The ultimate Friedman kick in the balls, however, doesn’t come from his lazily meritocratic priors. Rather, it comes from his overarching metaphor: the idea that if you have a 401(k) plan, then you’re somehow in charge of your own destiny. Friedman might be right that we’re living in a 401(k) world, but if he is then he’s right for the wrong reason. In Friedman’s mind, a 401(k) plan is an icon of self-determination: you get out what you put in. “Your specific contribution,” he writes, italics and all, “will define your specific benefits.”
We are learning more and more each day on how the finance industry games the kinds of investments available to you in those plans. We also know that mega corporations are getting congress to defund OSHA and any regulatory agency that watches over worker safety. Many investments are also subject to whacked performance because of excessive speculation that is encouraged by our tax laws. This has destroyed home values during the Great Recession and eaten up many folks retirement plans and savings. Frankly, it’s difficult to see how any one that relies on their sweat and has no rich family connections these days even crawls into the middle class. All of these things add up to major insecurities and risks. This is simply not the way things are supposed to work. But, it is the world that the Koch Brothers and others have carefully crafted by making politicians and pundits whores to their agenda of greed.
Pity the poor working man and woman.

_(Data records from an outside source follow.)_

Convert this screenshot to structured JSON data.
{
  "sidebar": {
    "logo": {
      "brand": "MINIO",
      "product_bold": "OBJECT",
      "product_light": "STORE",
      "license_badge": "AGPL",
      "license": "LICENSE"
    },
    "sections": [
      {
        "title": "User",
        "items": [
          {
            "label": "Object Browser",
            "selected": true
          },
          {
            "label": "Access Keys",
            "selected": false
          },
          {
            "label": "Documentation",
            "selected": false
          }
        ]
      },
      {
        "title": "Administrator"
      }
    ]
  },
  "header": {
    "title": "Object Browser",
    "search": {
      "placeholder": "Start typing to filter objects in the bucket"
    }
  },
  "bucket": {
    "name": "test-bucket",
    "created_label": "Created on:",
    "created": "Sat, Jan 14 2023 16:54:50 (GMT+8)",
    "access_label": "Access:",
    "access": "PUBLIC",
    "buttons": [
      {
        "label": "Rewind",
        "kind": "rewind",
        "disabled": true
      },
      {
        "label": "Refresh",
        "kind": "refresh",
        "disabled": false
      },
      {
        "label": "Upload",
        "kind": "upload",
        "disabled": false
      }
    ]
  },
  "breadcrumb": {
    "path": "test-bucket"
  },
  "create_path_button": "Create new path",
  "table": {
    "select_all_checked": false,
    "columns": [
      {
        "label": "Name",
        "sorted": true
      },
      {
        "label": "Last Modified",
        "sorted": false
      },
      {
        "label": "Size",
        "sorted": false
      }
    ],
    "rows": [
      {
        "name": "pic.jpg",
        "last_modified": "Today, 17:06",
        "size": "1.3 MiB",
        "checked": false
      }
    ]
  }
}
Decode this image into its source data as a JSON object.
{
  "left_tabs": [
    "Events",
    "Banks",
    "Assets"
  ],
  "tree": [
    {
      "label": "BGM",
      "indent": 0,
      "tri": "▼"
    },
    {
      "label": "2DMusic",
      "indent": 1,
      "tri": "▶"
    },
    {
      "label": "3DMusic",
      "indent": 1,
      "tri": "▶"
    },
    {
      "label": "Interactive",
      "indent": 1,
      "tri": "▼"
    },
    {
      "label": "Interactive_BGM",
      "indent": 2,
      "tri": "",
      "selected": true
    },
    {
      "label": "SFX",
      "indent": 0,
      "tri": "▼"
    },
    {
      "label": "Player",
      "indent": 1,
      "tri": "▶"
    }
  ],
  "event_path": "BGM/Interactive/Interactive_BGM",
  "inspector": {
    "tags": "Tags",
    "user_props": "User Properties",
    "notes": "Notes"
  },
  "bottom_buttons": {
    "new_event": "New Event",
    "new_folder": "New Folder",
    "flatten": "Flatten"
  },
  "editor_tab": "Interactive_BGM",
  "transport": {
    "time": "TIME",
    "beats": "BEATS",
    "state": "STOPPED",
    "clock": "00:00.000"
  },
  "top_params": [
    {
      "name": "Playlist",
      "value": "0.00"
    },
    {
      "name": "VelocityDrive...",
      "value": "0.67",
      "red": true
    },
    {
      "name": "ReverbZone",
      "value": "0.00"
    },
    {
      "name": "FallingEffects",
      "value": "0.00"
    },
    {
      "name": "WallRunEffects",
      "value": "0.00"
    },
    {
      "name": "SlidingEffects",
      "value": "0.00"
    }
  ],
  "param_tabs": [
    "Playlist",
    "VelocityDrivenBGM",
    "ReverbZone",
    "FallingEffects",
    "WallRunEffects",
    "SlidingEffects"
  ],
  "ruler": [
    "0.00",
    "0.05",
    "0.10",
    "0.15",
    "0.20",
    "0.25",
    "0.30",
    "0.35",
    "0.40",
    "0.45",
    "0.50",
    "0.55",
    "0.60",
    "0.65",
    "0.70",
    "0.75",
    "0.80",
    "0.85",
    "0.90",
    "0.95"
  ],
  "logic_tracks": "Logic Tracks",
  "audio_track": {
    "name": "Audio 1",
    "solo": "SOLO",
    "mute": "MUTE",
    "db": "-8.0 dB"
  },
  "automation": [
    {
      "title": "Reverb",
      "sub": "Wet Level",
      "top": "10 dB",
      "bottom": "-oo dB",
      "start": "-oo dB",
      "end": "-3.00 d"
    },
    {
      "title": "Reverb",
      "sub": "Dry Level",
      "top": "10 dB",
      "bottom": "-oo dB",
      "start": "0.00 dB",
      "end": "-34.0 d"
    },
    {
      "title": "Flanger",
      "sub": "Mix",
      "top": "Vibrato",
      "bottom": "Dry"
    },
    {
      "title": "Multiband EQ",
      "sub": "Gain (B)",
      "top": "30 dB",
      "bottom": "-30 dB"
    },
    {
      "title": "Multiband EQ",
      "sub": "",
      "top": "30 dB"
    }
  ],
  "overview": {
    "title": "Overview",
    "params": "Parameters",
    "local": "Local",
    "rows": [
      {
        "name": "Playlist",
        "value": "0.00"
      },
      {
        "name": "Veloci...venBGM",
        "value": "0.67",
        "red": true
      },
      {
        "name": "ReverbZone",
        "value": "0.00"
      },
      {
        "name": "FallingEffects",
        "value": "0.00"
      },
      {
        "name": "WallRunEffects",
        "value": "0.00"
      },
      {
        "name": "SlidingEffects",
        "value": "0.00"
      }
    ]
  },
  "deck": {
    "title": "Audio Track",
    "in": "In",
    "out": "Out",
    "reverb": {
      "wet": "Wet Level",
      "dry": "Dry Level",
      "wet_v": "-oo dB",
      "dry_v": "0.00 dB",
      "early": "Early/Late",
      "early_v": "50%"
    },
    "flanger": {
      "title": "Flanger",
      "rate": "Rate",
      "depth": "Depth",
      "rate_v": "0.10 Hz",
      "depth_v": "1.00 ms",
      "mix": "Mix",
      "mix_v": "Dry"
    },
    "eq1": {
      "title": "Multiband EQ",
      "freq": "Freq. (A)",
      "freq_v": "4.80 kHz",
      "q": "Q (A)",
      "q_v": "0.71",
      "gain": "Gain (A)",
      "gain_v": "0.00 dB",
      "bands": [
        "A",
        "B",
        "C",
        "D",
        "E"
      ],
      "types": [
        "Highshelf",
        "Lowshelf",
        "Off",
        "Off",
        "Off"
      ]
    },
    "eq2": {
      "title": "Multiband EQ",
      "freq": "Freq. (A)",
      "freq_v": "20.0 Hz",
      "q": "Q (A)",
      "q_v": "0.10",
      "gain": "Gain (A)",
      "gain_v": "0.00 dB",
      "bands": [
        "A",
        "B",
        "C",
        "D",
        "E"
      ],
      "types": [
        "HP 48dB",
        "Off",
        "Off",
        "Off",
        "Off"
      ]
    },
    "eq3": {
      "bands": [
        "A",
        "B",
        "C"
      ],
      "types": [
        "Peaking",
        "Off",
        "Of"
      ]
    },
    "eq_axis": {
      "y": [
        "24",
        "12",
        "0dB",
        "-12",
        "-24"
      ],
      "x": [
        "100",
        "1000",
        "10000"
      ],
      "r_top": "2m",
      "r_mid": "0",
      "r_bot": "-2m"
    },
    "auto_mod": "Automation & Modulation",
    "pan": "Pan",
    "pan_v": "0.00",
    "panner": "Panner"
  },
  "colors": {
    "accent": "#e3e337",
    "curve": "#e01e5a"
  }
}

That graph makes me sick…and makes me think of that scene in Monty Python Holy Grail…starting at 45 seconds
Dak, did you see this? http://digbysblog.blogspot.com/2013/05/put-worker-on-board.html
Raw Story: Police discover unexploded bomb in Austin, Texas business district
Speaking of Texas explosions, the fuse appears to have burned out before the bomb could detonate.
Raw Story: Florida cop fired for eighth time after leaving police AR-15 with friend
The fact this cretin is still a cop is an indictment of our whole justice system. This worker should be united against.
The entire criminal justice system is out of control in this country.
Wow! Yesterday MoDo and Brooks, today Friedman. I admire your intestinal fortitude.
Ya, me too.
Obama’s nomnation for Trade Rep, Michael Froman, led to a segment this afternoon on All Things Considered that he will be working closely with this nominee to enact the Trans-Pacific Partnership treaty by year’s end.
This is so not good news.
Something more to worry about — so far any leaks about the treaty show it to be a collection rapacious Corporatists’ wet dreams. Banksters get say there cannot be public banks (so where would credit unions fit into that scheme?), Corporations and other Big Bidnesses could override any nation’s or state’s regulations and laws if they interfere with their ability to make a proper profit. I think internet freedom would be a gonner.
Obama seems to be doubling down on the Corporatist type cabinet members.
Brava, dak, another post that lays out the economic reality and shows the tenuous situation of all of us who aren’t bonus class.
Friedman is a self-motivated, self-righteous greedhead scammer. 401(k)s only work for the rich.